These are classic, desirable, middle class neighbourhoods, with convenient shopping. But, as Dave noted, Paris is full of interesting micro-neighbourhods, and things (and prices) can change a lot from one street to another. The busy street with heavy commuter traffic will always be less attractive than the more quiet residential cross street.

I can't really prioritise out-of-Paris locations.

A lot will depend on opportunity and you may end up in locations you hadn't initially envisaged!
Trudaine is offline  
Old Jul 19th, 2006, 01:17 PM
  #8  
 
Join Date: Feb 2004
Posts: 511
Likes: 0
Received 0 Likes on 0 Posts
Usually friends with kids choose the area in which to live by the school they want their kids to attend. Will they be going to a private or public school; will they need to go to be watched after school, bilingual schools etc plus they need to be registered as soon as possible...

After living in many different areas in Paris and the burbs, I enjoyed my time in the 15th (m Charles Michel) the most (vs 3rd, 2nd, 1st, 11th, 5th and 16th).
moxie is offline  
Old Jul 19th, 2006, 01:56 PM
  #9  
 
Join Date: Jan 2005
Posts: 1,571
Likes: 0
Received 0 Likes on 0 Posts
Very good point, Trudaine, about the scarcity of green space in the 11th. It's small and scattered. Lovely strip park in the median of boulevard Richard Lenoir. Nice pocket park at Square Gardette. Even an intimate, quiet park off rue de Charonne east of boulevard Voltaire, hidden behind apartment buildings on the grounds of a former insane asylum! These are all relatively low-cost-housing areas but perhaps less appealing overall than some heavy-pavement micro-neighborhoods in the arrondissement.
Dave_in_Paris is offline  
Old Jul 19th, 2006, 02:08 PM
  #10  
 
Join Date: Jan 2005
Posts: 1,571
Likes: 0
Received 0 Likes on 0 Posts
Also, I agree the new buildings at Bercy on the edge of the lovely, large park created from the old wine depot stand out. The commerce in that area is not great, but I wouldn't mind living there at all.
Dave_in_Paris is offline  
Old Jul 25th, 2006, 02:31 PM
  #11  
 
Join Date: Jul 2006
Posts: 23
Likes: 0
Received 0 Likes on 0 Posts
Hi,

thanks for all your very valuable advice! I am about to rent a studio apartment at Rue Paul Bert, and Dave's comments are extremely helpful. Could you please write some more about this area? And do you think if the rent euro 890 per month for this 32m2 very well furnished apartment fair enough? I need also pay about euro 1007 for broker(agent) fee. Many thanks!
musiclover is offline  
Related Topics
Thread
Original Poster
Forum
Replies
Last Post
wren
Europe
12
Jun 11th, 2010 07:25 PM
Intex
Europe
7
May 27th, 2008 03:23 PM
julzieluv
Europe
11
Apr 24th, 2007 03:55 PM
tmh
Europe
6
May 3rd, 2004 12:40 PM
wjh1
Europe
5
Dec 17th, 2003 06:12 PM

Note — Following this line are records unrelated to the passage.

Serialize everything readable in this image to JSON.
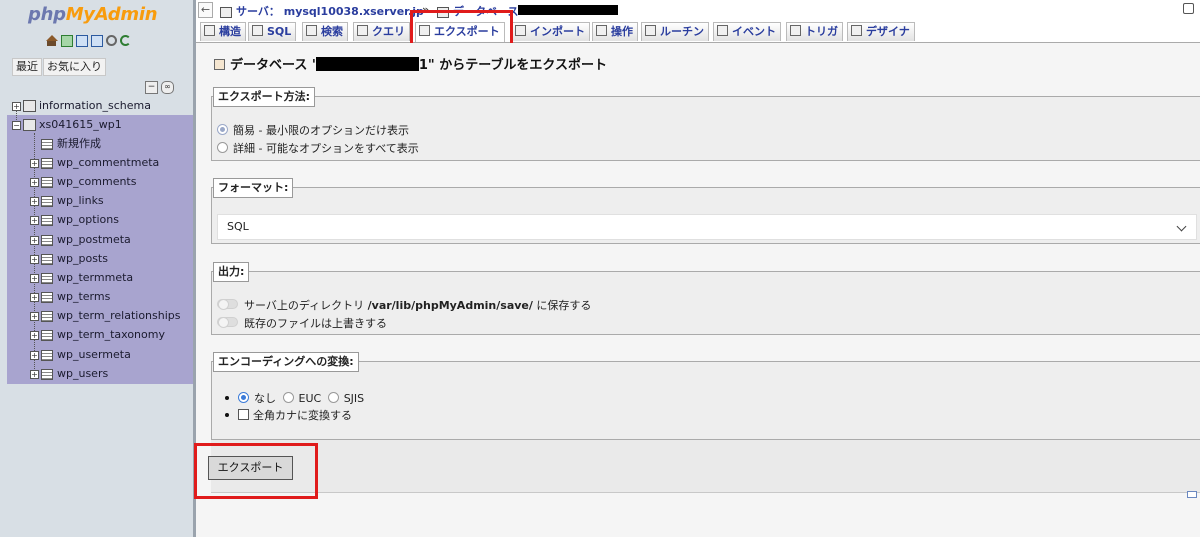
{
  "sidebar": {
    "logo_php": "php",
    "logo_myadmin": "MyAdmin",
    "nav_icons": [
      "home-icon",
      "sql-query-icon",
      "docs-icon",
      "help-icon",
      "settings-icon",
      "reload-icon"
    ],
    "recent_label": "最近",
    "favorites_label": "お気に入り",
    "databases": [
      {
        "name": "information_schema",
        "expanded": false
      },
      {
        "name": "xs041615_wp1",
        "expanded": true,
        "selected": true
      }
    ],
    "new_label": "新規作成",
    "tables": [
      "wp_commentmeta",
      "wp_comments",
      "wp_links",
      "wp_options",
      "wp_postmeta",
      "wp_posts",
      "wp_termmeta",
      "wp_terms",
      "wp_term_relationships",
      "wp_term_taxonomy",
      "wp_usermeta",
      "wp_users"
    ]
  },
  "breadcrumb": {
    "server_label": "サーバ：",
    "server_name": "mysql10038.xserver.jp",
    "separator": "»",
    "database_label": "データベース:"
  },
  "tabs": [
    {
      "label": "構造",
      "icon": "structure-icon"
    },
    {
      "label": "SQL",
      "icon": "sql-icon"
    },
    {
      "label": "検索",
      "icon": "search-icon"
    },
    {
      "label": "クエリ",
      "icon": "query-icon"
    },
    {
      "label": "エクスポート",
      "icon": "export-icon",
      "active": true
    },
    {
      "label": "インポート",
      "icon": "import-icon"
    },
    {
      "label": "操作",
      "icon": "operations-icon"
    },
    {
      "label": "ルーチン",
      "icon": "routines-icon"
    },
    {
      "label": "イベント",
      "icon": "events-icon"
    },
    {
      "label": "トリガ",
      "icon": "triggers-icon"
    },
    {
      "label": "デザイナ",
      "icon": "designer-icon"
    }
  ],
  "main": {
    "title_prefix": "データベース '",
    "title_suffix": "1\" からテーブルをエクスポート",
    "export_method": {
      "legend": "エクスポート方法:",
      "options": [
        {
          "label": "簡易 - 最小限のオプションだけ表示",
          "checked": true
        },
        {
          "label": "詳細 - 可能なオプションをすべて表示",
          "checked": false
        }
      ]
    },
    "format": {
      "legend": "フォーマット:",
      "selected": "SQL"
    },
    "output": {
      "legend": "出力:",
      "save_prefix": "サーバ上のディレクトリ",
      "save_path": "/var/lib/phpMyAdmin/save/",
      "save_suffix": "に保存する",
      "overwrite_label": "既存のファイルは上書きする"
    },
    "encoding": {
      "legend": "エンコーディングへの変換:",
      "options": [
        {
          "label": "なし",
          "checked": true
        },
        {
          "label": "EUC",
          "checked": false
        },
        {
          "label": "SJIS",
          "checked": false
        }
      ],
      "kana_label": "全角カナに変換する"
    },
    "export_button": "エクスポート"
  },
  "colors": {
    "sidebar_bg": "#d8dfe5",
    "selected_db_bg": "#a8a4cf",
    "link_blue": "#2a3d9e",
    "highlight_red": "#e01b1b",
    "fieldset_bg": "#eeeeee"
  }
}
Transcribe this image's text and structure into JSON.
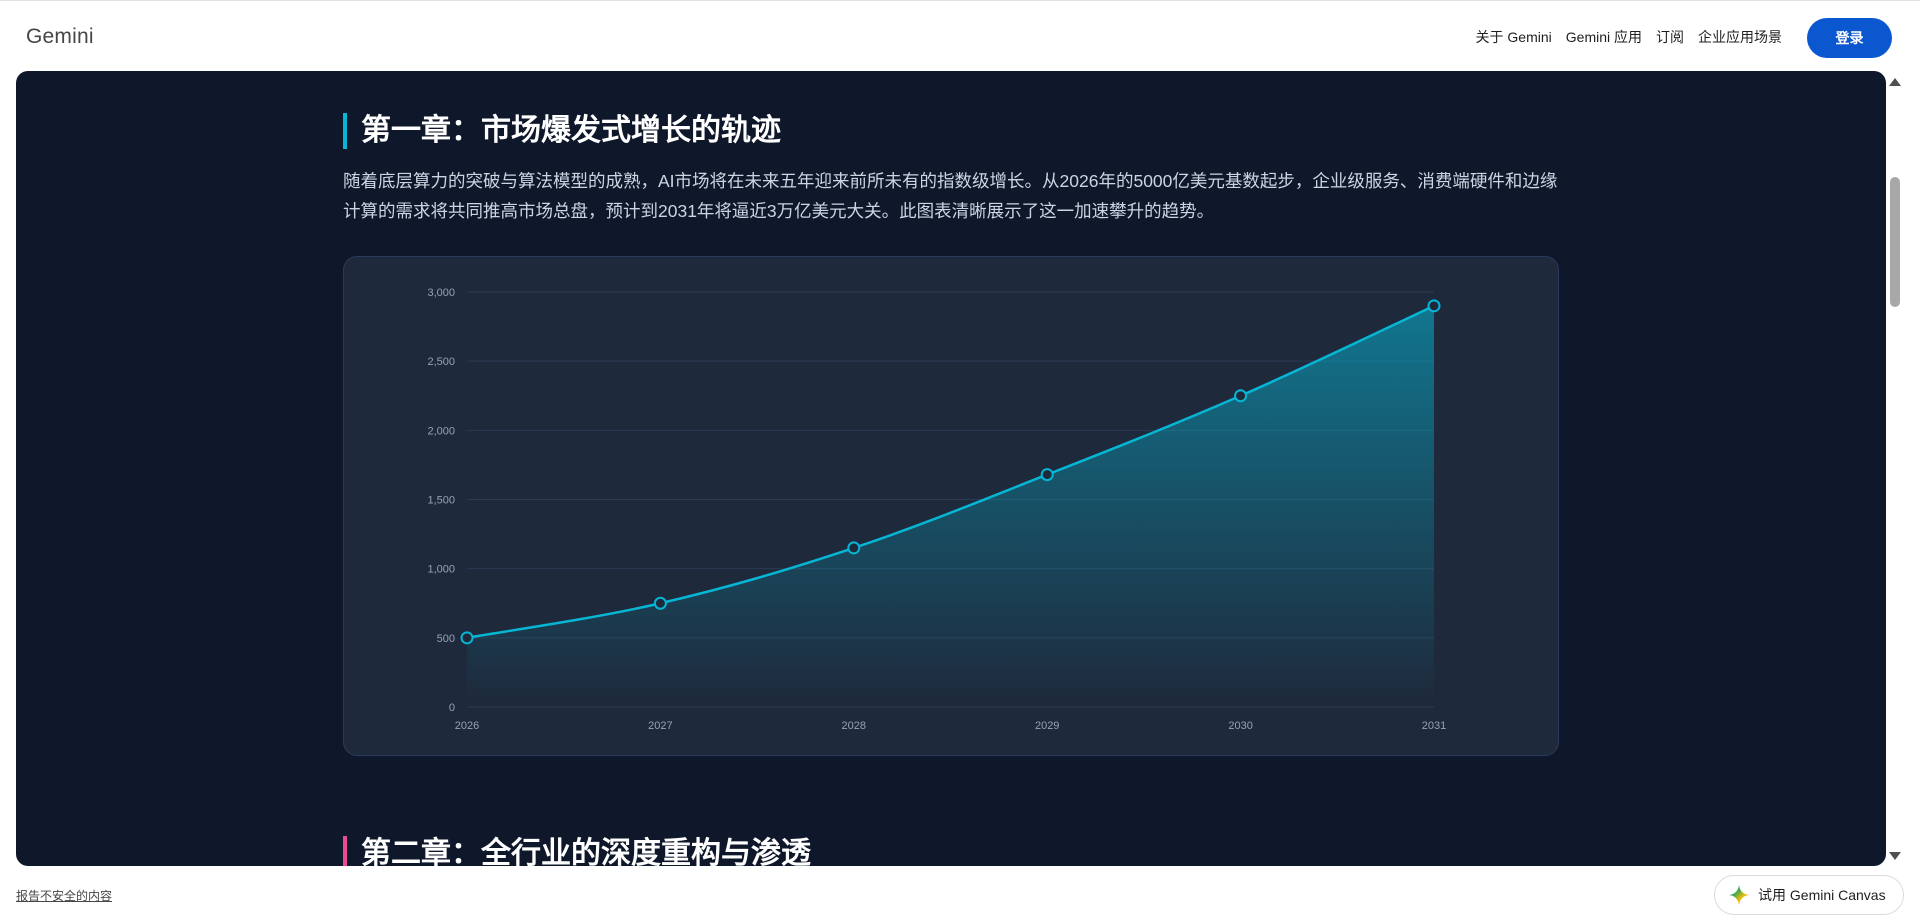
{
  "header": {
    "brand": "Gemini",
    "nav": [
      "关于 Gemini",
      "Gemini 应用",
      "订阅",
      "企业应用场景"
    ],
    "login_label": "登录"
  },
  "article": {
    "chapter1": {
      "title": "第一章：市场爆发式增长的轨迹",
      "paragraph": "随着底层算力的突破与算法模型的成熟，AI市场将在未来五年迎来前所未有的指数级增长。从2026年的5000亿美元基数起步，企业级服务、消费端硬件和边缘计算的需求将共同推高市场总盘，预计到2031年将逼近3万亿美元大关。此图表清晰展示了这一加速攀升的趋势。"
    },
    "chapter2": {
      "title": "第二章：全行业的深度重构与渗透"
    }
  },
  "chart_data": {
    "type": "area",
    "x": [
      "2026",
      "2027",
      "2028",
      "2029",
      "2030",
      "2031"
    ],
    "series": [
      {
        "values": [
          500,
          750,
          1150,
          1680,
          2250,
          2900
        ]
      }
    ],
    "yticks": [
      "0",
      "500",
      "1,000",
      "1,500",
      "2,000",
      "2,500",
      "3,000"
    ],
    "ylim": [
      0,
      3000
    ],
    "grid": true,
    "line_color": "#06b6d4"
  },
  "footer": {
    "report_label": "报告不安全的内容",
    "canvas_button_label": "试用 Gemini Canvas"
  },
  "colors": {
    "accent_primary": "#0b57d0",
    "chapter1_accent": "#06b6d4",
    "chapter2_accent": "#ec4899",
    "canvas_bg": "#0f172a"
  }
}
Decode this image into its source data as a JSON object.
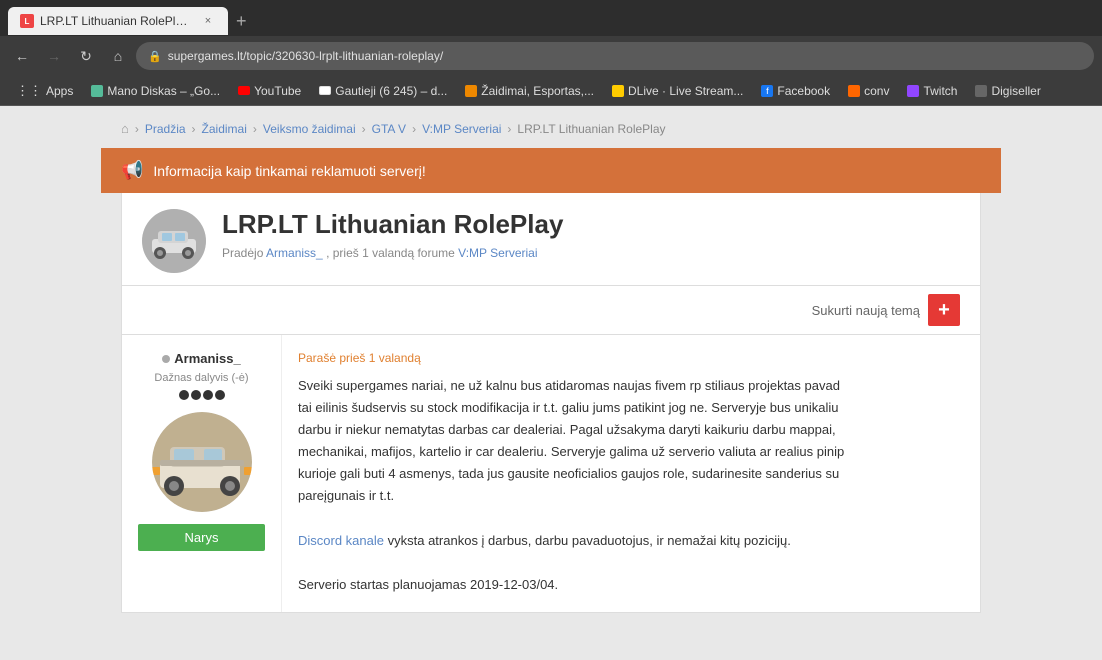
{
  "browser": {
    "tab_title": "LRP.LT Lithuanian RolePlay - V:M",
    "url": "supergames.lt/topic/320630-lrplt-lithuanian-roleplay/",
    "new_tab_label": "+",
    "close_label": "×"
  },
  "nav_buttons": {
    "back": "←",
    "forward": "→",
    "reload": "↻",
    "home": "⌂"
  },
  "bookmarks": [
    {
      "id": "apps",
      "label": "Apps",
      "type": "apps"
    },
    {
      "id": "mano-diskas",
      "label": "Mano Diskas – „Go...",
      "type": "disk"
    },
    {
      "id": "youtube",
      "label": "YouTube",
      "type": "yt"
    },
    {
      "id": "gautieji",
      "label": "Gautieji (6 245) – d...",
      "type": "gmail"
    },
    {
      "id": "zaidimai",
      "label": "Žaidimai, Esportas,...",
      "type": "games"
    },
    {
      "id": "dlive",
      "label": "DLive · Live Stream...",
      "type": "dlive"
    },
    {
      "id": "facebook",
      "label": "Facebook",
      "type": "fb"
    },
    {
      "id": "conv",
      "label": "conv",
      "type": "r"
    },
    {
      "id": "twitch",
      "label": "Twitch",
      "type": "twitch"
    },
    {
      "id": "digiseller",
      "label": "Digiseller",
      "type": "digi"
    }
  ],
  "breadcrumb": {
    "home_icon": "⌂",
    "items": [
      "Pradžia",
      "Žaidimai",
      "Veiksmo žaidimai",
      "GTA V",
      "V:MP Serveriai",
      "LRP.LT Lithuanian RolePlay"
    ]
  },
  "banner": {
    "icon": "📢",
    "text": "Informacija kaip tinkamai reklamuoti serverį!"
  },
  "topic": {
    "title": "LRP.LT Lithuanian RolePlay",
    "meta": "Pradėjo Armaniss_, prieš 1 valandą forume V:MP Serveriai",
    "sukurti_label": "Sukurti naują temą"
  },
  "post": {
    "time_label": "Parašė prieš 1 valandą",
    "user": {
      "name": "Armaniss_",
      "rank": "Dažnas dalyvis (-ė)",
      "stars": 4,
      "narys_label": "Narys"
    },
    "content_line1": "Sveiki supergames nariai, ne už kalnu bus atidaromas naujas fivem rp stiliaus projektas pavad",
    "content_line2": "tai eilinis šudservis su stock modifikacija ir t.t. galiu jums patikint jog ne. Serveryje bus unikaliu",
    "content_line3": "darbu ir niekur nematytas darbas car dealeriai. Pagal užsakyma daryti kaikuriu darbu mappai,",
    "content_line4": "mechanikai, mafijos, kartelio ir car dealeriu. Serveryje galima už serverio valiuta ar realius pinip",
    "content_line5": "kurioje gali buti 4 asmenys, tada jus gausite neoficialios gaujos role, sudarinesite sanderius su",
    "content_line6": "pareįgunais ir t.t.",
    "content_line7": "",
    "discord_line": "Discord kanale vyksta atrankos į darbus, darbu pavaduotojus, ir nemažai kitų pozicijų.",
    "serverio_line": "Serverio startas planuojamas 2019-12-03/04.",
    "discord_link": "Discord kanale"
  },
  "cursor": {
    "symbol": "↖"
  }
}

Posting Rules
You may not post new threads
You may not post replies
You may not post attachments
You may not edit your posts

BB code is On
Smilies are On
[IMG] code is On
HTML code is Off
Trackbacks are Off
Pingbacks are Off
Refbacks are On


Thread Tools
Search this Thread

Contact Us - Manage Preferences - Archive - Advertising - Cookie Policy - Privacy Statement - Do Not Sell or Share My Personal Information -